Thermometer in Death Valley, California, Shows Highest Global Temperature in Over 100 Years

(Reuters) -
A sign warns of extreme heat as tourists enter Death Valley National Park in California in 2013. (Reuters/Steve Marcus/File Photo)

A thermometer at Death Valley’s Furnace Creek in the southern California desert has soared to 130 degrees Fahrenheit (54.4 Celsius), the highest global temperature in more than a century, the U.S. National Weather Service said.

“If verified, this will be the hottest temperature officially verified since July of 1913,” NWS Las Vegas, which owns the automated observation system, said of the reading on Sunday afternoon, emphasizing that it was preliminary.

It will need to undergo a formal review before the record is confirmed because of its significance, it said on social media, linking to an NWS statement.

The National Weather Service’s automated weather station close to the Furnace Creek visitors’ center near the border with Nevada hit the extreme high at 3:41 p.m. local time.

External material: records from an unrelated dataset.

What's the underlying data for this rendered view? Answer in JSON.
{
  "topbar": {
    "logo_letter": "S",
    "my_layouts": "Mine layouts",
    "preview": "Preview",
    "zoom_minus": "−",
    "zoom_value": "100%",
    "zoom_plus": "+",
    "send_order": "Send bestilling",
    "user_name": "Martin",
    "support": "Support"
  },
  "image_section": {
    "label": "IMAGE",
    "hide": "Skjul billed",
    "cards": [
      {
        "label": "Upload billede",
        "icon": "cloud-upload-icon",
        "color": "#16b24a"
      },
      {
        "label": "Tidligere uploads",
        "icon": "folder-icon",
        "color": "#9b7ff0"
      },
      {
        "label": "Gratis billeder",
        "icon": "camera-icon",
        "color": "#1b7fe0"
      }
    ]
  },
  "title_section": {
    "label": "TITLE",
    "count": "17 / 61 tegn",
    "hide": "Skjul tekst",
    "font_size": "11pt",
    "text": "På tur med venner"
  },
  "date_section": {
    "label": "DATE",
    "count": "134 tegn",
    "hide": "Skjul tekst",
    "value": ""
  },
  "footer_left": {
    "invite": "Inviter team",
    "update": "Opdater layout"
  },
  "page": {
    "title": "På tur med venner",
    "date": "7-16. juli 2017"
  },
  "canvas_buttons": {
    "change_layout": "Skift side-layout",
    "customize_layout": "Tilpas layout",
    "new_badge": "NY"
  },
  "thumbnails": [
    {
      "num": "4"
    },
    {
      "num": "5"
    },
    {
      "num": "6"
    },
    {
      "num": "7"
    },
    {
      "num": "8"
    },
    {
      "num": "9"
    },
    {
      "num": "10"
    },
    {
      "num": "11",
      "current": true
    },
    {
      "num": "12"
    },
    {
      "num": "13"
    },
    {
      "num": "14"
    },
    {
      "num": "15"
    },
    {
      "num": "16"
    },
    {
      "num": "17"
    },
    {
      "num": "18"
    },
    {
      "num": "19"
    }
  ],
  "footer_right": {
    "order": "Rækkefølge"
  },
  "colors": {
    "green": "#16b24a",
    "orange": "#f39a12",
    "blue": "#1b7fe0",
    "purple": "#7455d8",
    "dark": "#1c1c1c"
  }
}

Death Valley’s all-time record high, according to the World Meteorological Organization, is 134°F (56.7°C), taken on July 10, 1913 at Greenland Ranch. That reading still stands as the hottest ever recorded on the planet’s surface, according to the WMO.